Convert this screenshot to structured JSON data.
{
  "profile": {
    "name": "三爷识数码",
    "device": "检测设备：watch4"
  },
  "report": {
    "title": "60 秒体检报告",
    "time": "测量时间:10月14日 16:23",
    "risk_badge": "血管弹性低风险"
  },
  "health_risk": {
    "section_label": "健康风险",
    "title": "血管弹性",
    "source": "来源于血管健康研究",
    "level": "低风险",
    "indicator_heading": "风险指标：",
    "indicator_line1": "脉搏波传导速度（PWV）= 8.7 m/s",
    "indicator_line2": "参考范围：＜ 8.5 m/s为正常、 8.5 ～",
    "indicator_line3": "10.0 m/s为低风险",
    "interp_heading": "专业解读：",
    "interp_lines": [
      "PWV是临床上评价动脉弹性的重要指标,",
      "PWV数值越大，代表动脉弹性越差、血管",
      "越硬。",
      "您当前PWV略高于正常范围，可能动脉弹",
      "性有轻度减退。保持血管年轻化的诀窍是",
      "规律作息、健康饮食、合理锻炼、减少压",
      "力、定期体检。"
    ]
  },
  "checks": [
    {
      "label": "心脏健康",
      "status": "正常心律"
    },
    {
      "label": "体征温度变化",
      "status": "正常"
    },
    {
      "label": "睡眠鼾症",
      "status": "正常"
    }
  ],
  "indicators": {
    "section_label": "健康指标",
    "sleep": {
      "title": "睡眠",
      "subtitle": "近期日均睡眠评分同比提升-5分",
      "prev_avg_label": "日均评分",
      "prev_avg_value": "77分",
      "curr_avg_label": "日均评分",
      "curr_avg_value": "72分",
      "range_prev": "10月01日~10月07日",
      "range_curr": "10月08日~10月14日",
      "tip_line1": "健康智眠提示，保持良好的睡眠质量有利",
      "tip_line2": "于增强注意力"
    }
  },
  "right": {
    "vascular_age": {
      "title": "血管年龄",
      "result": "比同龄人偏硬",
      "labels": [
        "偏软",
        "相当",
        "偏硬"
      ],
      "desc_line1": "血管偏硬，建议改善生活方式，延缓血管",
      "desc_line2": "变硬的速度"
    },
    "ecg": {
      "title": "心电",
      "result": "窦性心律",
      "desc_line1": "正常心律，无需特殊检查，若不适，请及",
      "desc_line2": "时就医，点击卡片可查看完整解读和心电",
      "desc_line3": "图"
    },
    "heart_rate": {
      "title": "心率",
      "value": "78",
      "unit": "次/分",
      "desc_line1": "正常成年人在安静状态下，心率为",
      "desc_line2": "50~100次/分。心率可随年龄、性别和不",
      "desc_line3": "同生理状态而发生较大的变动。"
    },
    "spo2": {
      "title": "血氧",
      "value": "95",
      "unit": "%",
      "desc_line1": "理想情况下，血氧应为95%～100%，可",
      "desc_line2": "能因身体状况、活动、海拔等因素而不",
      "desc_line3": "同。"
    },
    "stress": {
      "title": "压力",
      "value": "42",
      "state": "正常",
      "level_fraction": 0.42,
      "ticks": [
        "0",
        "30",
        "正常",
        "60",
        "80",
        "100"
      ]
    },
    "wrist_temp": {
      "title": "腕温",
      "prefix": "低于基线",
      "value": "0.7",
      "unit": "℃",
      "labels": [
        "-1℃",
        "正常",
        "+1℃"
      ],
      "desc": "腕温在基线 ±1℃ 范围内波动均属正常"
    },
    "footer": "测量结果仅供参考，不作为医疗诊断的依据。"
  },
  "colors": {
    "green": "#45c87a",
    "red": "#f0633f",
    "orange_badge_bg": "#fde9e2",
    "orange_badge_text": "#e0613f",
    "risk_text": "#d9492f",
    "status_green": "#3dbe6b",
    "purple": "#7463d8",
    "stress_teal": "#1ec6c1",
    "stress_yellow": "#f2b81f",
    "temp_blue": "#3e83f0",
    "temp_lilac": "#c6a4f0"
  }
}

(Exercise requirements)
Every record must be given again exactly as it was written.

(Solution to this problem)
Convert this screenshot to structured JSON data.
{
  "profile": {
    "name": "三爷识数码",
    "device": "检测设备：watch4"
  },
  "report": {
    "title": "60 秒体检报告",
    "time": "测量时间:10月14日 16:23",
    "risk_badge": "血管弹性低风险"
  },
  "health_risk": {
    "section_label": "健康风险",
    "title": "血管弹性",
    "source": "来源于血管健康研究",
    "level": "低风险",
    "indicator_heading": "风险指标：",
    "indicator_line1": "脉搏波传导速度（PWV）= 8.7 m/s",
    "indicator_line2": "参考范围：＜ 8.5 m/s为正常、 8.5 ～",
    "indicator_line3": "10.0 m/s为低风险",
    "interp_heading": "专业解读：",
    "interp_lines": [
      "PWV是临床上评价动脉弹性的重要指标,",
      "PWV数值越大，代表动脉弹性越差、血管",
      "越硬。",
      "您当前PWV略高于正常范围，可能动脉弹",
      "性有轻度减退。保持血管年轻化的诀窍是",
      "规律作息、健康饮食、合理锻炼、减少压",
      "力、定期体检。"
    ]
  },
  "checks": [
    {
      "label": "心脏健康",
      "status": "正常心律"
    },
    {
      "label": "体征温度变化",
      "status": "正常"
    },
    {
      "label": "睡眠鼾症",
      "status": "正常"
    }
  ],
  "indicators": {
    "section_label": "健康指标",
    "sleep": {
      "title": "睡眠",
      "subtitle": "近期日均睡眠评分同比提升-5分",
      "prev_avg_label": "日均评分",
      "prev_avg_value": "77分",
      "curr_avg_label": "日均评分",
      "curr_avg_value": "72分",
      "range_prev": "10月01日~10月07日",
      "range_curr": "10月08日~10月14日",
      "tip_line1": "健康智眠提示，保持良好的睡眠质量有利",
      "tip_line2": "于增强注意力"
    }
  },
  "right": {
    "vascular_age": {
      "title": "血管年龄",
      "result": "比同龄人偏硬",
      "labels": [
        "偏软",
        "相当",
        "偏硬"
      ],
      "desc_line1": "血管偏硬，建议改善生活方式，延缓血管",
      "desc_line2": "变硬的速度"
    },
    "ecg": {
      "title": "心电",
      "result": "窦性心律",
      "desc_line1": "正常心律，无需特殊检查，若不适，请及",
      "desc_line2": "时就医，点击卡片可查看完整解读和心电",
      "desc_line3": "图"
    },
    "heart_rate": {
      "title": "心率",
      "value": "78",
      "unit": "次/分",
      "desc_line1": "正常成年人在安静状态下，心率为",
      "desc_line2": "50~100次/分。心率可随年龄、性别和不",
      "desc_line3": "同生理状态而发生较大的变动。"
    },
    "spo2": {
      "title": "血氧",
      "value": "95",
      "unit": "%",
      "desc_line1": "理想情况下，血氧应为95%～100%，可",
      "desc_line2": "能因身体状况、活动、海拔等因素而不",
      "desc_line3": "同。"
    },
    "stress": {
      "title": "压力",
      "value": "42",
      "state": "正常",
      "level_fraction": 0.42,
      "ticks": [
        "0",
        "30",
        "正常",
        "60",
        "80",
        "100"
      ]
    },
    "wrist_temp": {
      "title": "腕温",
      "prefix": "低于基线",
      "value": "0.7",
      "unit": "℃",
      "labels": [
        "-1℃",
        "正常",
        "+1℃"
      ],
      "desc": "腕温在基线 ±1℃ 范围内波动均属正常"
    },
    "footer": "测量结果仅供参考，不作为医疗诊断的依据。"
  },
  "colors": {
    "green": "#45c87a",
    "red": "#f0633f",
    "orange_badge_bg": "#fde9e2",
    "orange_badge_text": "#e0613f",
    "risk_text": "#d9492f",
    "status_green": "#3dbe6b",
    "purple": "#7463d8",
    "stress_teal": "#1ec6c1",
    "stress_yellow": "#f2b81f",
    "temp_blue": "#3e83f0",
    "temp_lilac": "#c6a4f0"
  }
}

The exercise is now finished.